It took years for Hollywood to create the perfect woman. Now it wants the old one back.
In small but significant numbers, filmmakers and casting executives are beginning to re-examine Hollywood's attitude toward breast implants, Botox, collagen-injected lips and all manner of plastic surgery.
Television executives at Fox Broadcasting, for example, say they have begun recruiting more natural-looking actors from Australia and Britain because the amply endowed, freakishly young-looking crowd that shows up for auditions in Los Angeles suffers from too much sameness.
"I think everyone either looks like a drag queen or a stripper," said Marcia Shulman, who oversees casting for Fox's scripted shows.

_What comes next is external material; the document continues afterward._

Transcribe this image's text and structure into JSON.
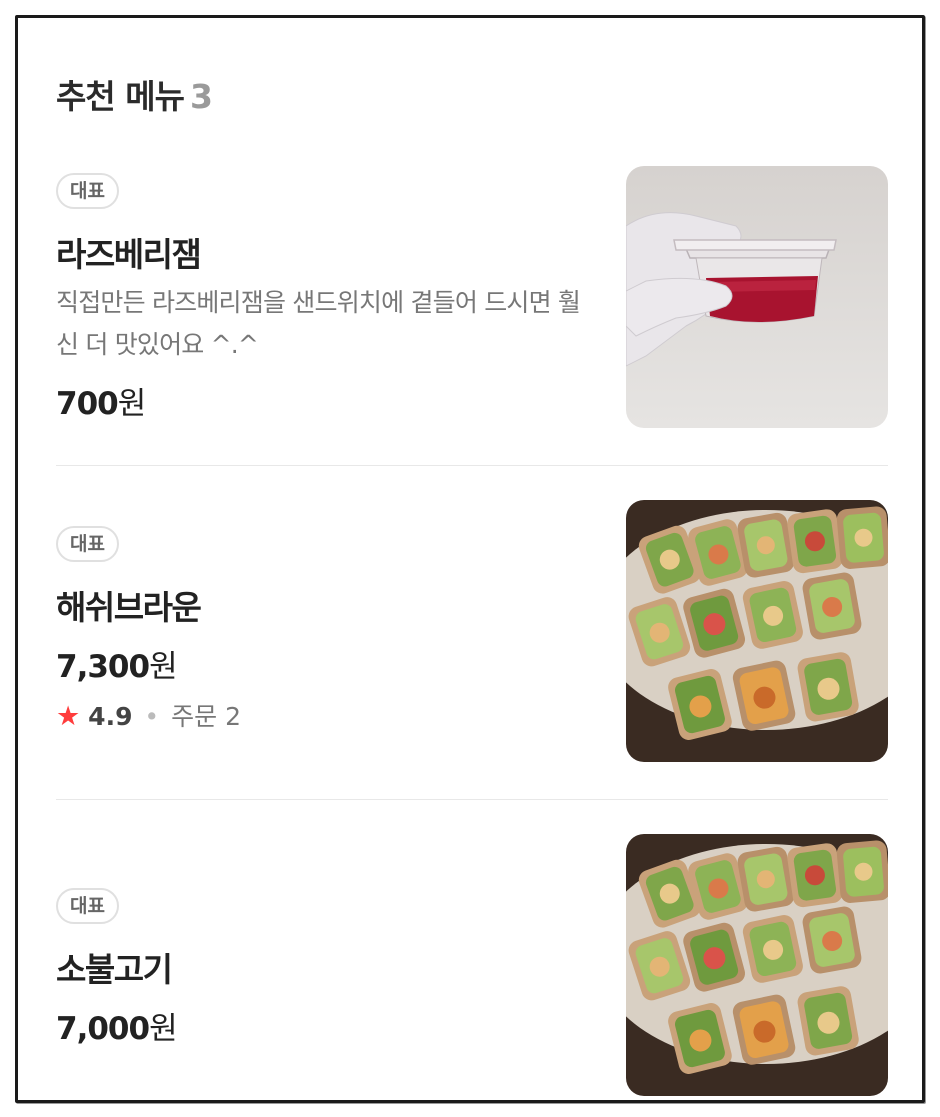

Independent casting directors like Mindy Marin, who worked on the Jason Reitman film "Up in the Air," are urging talent agents to discourage clients from having surgery, particularly older celebrities who, she contends, are losing jobs because their skin is either too taut or swollen with filler.
Said Marin: "What I want to see is real."
Even extras get the once-over. Sande Alessi, who helped cast the "Pirates of the Caribbean" movies, said she offers to photograph actresses in their bathing suits, telling them they can keep the photo for their audition books.
Professional courtesy? Not exactly. Moviemakers prefer actresses with natural breasts for costume dramas and period films. So much so that when the Walt Disney Company recently advertised for extras for the new "Pirates" film, the casting call specified that only women with real breasts need apply. By taking a photograph, Alessi said, "we don't have to ask, we will know."
People can spot the fake
The move toward "less is more" is being propelled by a series of colliding social and technological trends, more than a dozen film and television professionals said.
Cosmetic enhancements remain popular, with 10 million surgical and nonsurgical procedures performed in the United States in 2009, according to the American Society for Aesthetic Plastic Surgery. At the same time, the spread of high-definition television - as well as a curious public's trained eye - has made it easier to spot a celebrity's badly stitched hairline or botched eyelid lift.
Men, of course, are not immune to the youthful lure of a surgeon's scalpel. But it is women, to the surprise of no one, who are being scrutinized most closely.
Botox now frowned upon
Botox is the enemy in a post-"Avatar," 3-D infatuated Hollywood, where the ability to crumple a mouth into a frown is as vital as remembering one's lines. More startling is how young the plastic surgery devotees have become. In January, the actress Heidi Montag was on the cover of People magazine touting the 10 cosmetic procedures she received in one day. She is 23.
"The era of 'I look great because I did this to myself' has passed," said Shawn Levy, the director and producer of "Date Night" and the "Night at the Museum" movies.
"It is viewed as ridiculous. Ten years ago, actresses had the feeling that they had to get plastic surgery to get the part. Now I think it works against them. To walk into a casting session looking false hurts one's chances."
With so many types of cosmetic rejiggering, results are often painfully obvious and difficult to correct.
An actor can even lose a role if a director suspects surgery, whether or not it was performed.
John Papsidera, a casting director for the "Batman" movies, said he and a director (he declined to say which one) recently debated whether to hire an actress in her early 20s to play a teenager falling in love. The actress was talented and naturally pretty.
But what stopped the director was his suspicion that, at such a young age, she already had breast implants.
There is something to suggest that the new attitude is beginning to take hold. Lisa Kudrow, in a recent interview with New York magazine, seemed happy to own up to the fact that the face viewers saw on an episode of "Cougar Town" was hers - age lines and all.
"Look, time marches on," Kudrow said. "You still want to look good, but there's a line between looking like yourself and looking like a character from a Batman movie."